Beat the bug

Birkam Health Center offers flu shots to students

Graphic by: Jordan Lodge | Production Manager

The flu can spread quickly around campus but steps can be taken to help you stay healthy. 

According to the Mayo Clinic, over 3 million people in America catch the flu every year. One of the best preventative measures is to get a flu vaccination. According to the Centers for Disease Control and Prevention, the flu vaccine reduces the risk of flu illness by 40 to 60 percent. 

“Immunizations are the safest and most effective way to protect our communities from vaccine-preventable diseases,” Director of Health Services at Birkam Health Center Lindsay Barber said. “College life exposes students to more people, especially when living in residence halls or a large student community. Close living conditions increase potential spreading of these diseases quicker than areas not on a college campus.” 

For students who have paid their health center fee, the Birkam Health Center offers flu shots and will bill their insurance. They also offer flu shots for $25 for students without insurance. These services are available Monday through Friday from 8 a.m. until 5 p.m. 

“It is very easy to get sick as a college student. You’ve got a lot of things working against you. Close living conditions spread germs faster. High academic and social demands can cause stress on your body and make you more susceptible to illness,” Barber said. “Make sure you’re taking care of yourself—eat a well-balanced diet and make sure to drink enough water, get enough sleep and do your best to avoid stress.” 

Regular hand washing is also an important step to prevent contracting the flu. 

“I think vaccinations are important because some people do get sick and they don’t have good hygiene,” Ferris pre-pharmacy junior John Nguyen said. “It’s important because you see all these people every day and you don’t know what they do. Touching their germs could get you sick.” 

Despite the risks, some Ferris students feel that they don’t need the flu vaccine. 

“I have not gotten my flu vaccines. I don’t think I have in the past 10 years,” Ferris welding engineering junior Jacob Stidwill said. “I don’t believe that they’re 100 percent necessary.

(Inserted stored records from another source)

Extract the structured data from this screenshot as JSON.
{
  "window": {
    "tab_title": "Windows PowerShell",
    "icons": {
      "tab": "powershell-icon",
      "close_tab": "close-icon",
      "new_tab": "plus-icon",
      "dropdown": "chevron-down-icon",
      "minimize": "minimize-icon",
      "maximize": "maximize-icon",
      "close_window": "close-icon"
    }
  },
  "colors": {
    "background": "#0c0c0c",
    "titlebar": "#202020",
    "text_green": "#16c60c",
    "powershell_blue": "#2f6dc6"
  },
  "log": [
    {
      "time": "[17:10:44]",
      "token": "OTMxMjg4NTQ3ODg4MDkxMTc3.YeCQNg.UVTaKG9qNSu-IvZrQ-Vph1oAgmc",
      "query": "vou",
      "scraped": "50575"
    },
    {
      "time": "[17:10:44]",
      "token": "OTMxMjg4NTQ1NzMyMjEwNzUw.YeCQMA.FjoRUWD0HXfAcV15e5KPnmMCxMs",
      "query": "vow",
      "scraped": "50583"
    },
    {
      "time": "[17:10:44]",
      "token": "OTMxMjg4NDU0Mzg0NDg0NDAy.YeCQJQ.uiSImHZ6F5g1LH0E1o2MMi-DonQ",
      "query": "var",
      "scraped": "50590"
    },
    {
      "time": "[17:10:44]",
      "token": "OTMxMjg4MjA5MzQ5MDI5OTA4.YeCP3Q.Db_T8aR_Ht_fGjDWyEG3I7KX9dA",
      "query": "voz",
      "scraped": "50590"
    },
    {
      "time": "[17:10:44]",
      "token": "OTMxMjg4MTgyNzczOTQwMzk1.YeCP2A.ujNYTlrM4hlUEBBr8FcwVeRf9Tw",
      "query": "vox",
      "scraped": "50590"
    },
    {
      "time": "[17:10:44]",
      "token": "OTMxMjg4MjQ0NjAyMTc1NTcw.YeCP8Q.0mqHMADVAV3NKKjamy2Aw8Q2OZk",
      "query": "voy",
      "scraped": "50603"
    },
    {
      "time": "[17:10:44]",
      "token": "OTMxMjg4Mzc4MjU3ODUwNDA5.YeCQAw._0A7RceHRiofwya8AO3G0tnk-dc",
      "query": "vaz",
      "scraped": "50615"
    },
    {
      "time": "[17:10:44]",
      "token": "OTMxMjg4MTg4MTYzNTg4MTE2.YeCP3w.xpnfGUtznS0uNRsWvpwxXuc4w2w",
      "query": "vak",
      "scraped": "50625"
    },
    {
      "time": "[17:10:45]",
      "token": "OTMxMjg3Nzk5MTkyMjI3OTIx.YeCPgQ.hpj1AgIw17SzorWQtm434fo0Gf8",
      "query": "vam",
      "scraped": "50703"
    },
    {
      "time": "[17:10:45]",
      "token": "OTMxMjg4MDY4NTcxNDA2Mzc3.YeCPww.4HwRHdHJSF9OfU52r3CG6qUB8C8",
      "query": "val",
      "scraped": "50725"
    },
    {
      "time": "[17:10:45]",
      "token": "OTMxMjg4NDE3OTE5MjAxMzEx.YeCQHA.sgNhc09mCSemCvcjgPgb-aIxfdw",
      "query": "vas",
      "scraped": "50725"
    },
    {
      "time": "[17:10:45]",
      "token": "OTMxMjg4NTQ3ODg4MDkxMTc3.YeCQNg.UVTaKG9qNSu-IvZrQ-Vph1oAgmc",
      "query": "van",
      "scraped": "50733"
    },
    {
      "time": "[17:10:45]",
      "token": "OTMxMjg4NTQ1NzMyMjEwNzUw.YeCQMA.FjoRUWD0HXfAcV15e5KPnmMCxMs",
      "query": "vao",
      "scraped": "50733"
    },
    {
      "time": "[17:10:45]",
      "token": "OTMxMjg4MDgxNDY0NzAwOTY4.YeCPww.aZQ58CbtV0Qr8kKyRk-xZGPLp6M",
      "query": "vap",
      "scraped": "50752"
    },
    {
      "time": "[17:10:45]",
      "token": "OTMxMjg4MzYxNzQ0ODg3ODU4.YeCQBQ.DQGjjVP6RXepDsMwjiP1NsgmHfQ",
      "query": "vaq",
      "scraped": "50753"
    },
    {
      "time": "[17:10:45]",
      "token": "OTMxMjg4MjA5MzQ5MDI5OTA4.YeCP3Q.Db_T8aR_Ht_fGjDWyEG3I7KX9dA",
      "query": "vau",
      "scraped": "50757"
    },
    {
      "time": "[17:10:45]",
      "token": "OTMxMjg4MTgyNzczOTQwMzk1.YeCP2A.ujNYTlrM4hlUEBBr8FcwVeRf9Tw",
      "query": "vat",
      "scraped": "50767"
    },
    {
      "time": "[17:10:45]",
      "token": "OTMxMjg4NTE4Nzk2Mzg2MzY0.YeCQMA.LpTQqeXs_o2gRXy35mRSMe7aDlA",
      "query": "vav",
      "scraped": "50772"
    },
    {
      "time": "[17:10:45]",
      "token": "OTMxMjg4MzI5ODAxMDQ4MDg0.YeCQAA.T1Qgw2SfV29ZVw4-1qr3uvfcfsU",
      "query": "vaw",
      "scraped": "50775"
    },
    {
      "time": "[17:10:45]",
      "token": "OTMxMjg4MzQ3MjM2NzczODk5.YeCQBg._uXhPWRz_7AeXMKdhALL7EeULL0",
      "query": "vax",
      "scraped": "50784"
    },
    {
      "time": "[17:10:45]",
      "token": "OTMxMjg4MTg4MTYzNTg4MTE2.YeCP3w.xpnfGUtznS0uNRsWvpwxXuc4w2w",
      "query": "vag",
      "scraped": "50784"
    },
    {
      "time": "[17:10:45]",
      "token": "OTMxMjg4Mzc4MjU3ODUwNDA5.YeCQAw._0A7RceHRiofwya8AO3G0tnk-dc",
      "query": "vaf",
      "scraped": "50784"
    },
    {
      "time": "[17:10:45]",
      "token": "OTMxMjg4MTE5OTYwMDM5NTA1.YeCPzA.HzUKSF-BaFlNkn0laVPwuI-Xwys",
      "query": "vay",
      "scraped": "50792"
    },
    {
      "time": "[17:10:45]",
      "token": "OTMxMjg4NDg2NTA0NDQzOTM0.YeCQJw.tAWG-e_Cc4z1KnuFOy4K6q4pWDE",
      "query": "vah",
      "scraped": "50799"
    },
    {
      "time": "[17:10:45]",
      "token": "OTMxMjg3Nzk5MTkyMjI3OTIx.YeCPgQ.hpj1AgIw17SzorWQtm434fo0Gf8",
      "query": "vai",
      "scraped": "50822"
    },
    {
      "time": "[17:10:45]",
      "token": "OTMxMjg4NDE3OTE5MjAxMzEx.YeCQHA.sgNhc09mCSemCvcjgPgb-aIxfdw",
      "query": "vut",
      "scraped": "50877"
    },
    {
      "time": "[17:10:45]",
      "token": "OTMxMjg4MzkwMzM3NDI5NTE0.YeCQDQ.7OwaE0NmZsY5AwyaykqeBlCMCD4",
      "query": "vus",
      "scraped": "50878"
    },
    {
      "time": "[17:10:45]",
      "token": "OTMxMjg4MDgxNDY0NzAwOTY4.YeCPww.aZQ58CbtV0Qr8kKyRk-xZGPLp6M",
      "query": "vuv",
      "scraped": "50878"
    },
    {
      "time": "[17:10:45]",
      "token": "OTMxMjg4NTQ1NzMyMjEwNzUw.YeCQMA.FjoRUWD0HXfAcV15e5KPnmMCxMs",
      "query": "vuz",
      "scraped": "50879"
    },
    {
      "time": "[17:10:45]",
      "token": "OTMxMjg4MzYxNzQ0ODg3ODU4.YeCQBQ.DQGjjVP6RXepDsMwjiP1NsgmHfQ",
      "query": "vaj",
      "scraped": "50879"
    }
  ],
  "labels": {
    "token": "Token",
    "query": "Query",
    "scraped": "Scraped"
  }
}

On campus, I guess they’re beneficial because if someone really does need it then sure but I probably won’t get it.”